DATA FOR THIS TASK:
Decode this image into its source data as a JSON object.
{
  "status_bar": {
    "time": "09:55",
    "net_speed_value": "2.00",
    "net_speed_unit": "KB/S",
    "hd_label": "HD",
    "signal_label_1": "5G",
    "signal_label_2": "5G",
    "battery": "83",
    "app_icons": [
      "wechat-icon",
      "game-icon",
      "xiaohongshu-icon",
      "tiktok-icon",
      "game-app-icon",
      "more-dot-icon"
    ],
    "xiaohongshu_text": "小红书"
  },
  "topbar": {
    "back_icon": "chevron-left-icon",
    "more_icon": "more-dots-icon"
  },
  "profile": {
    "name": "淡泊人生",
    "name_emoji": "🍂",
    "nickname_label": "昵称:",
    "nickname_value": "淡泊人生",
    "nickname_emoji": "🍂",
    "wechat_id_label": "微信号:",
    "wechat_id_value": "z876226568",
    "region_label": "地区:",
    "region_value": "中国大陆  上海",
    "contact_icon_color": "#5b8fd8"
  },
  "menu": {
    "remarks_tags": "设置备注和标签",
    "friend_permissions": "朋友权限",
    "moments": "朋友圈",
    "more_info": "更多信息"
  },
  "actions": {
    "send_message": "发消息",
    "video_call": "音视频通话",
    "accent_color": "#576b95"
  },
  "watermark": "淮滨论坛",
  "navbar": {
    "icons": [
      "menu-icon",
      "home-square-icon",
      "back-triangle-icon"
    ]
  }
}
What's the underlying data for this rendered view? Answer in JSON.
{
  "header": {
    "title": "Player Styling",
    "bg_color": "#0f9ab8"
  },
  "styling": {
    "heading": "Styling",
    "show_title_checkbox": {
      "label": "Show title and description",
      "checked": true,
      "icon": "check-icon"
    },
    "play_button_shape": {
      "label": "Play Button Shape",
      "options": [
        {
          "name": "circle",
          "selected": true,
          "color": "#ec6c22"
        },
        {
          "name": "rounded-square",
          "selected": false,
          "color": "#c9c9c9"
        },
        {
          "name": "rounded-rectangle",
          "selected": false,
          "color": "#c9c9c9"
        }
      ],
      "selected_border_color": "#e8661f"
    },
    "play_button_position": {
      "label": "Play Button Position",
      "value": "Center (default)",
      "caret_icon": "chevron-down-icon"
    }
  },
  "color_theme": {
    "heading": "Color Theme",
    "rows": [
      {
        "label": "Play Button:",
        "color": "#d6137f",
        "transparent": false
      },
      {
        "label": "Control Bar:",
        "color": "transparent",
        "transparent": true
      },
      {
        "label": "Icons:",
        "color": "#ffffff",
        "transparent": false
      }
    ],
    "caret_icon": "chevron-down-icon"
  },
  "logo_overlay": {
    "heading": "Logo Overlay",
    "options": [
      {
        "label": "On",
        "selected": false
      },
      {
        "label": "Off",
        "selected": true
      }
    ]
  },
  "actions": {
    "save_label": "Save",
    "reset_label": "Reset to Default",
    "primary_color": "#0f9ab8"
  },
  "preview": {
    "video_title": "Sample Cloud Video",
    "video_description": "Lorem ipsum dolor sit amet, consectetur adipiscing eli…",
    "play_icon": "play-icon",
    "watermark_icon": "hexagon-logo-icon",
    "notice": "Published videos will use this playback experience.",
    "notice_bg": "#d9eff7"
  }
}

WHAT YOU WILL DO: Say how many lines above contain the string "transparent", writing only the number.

RESPONSE: 4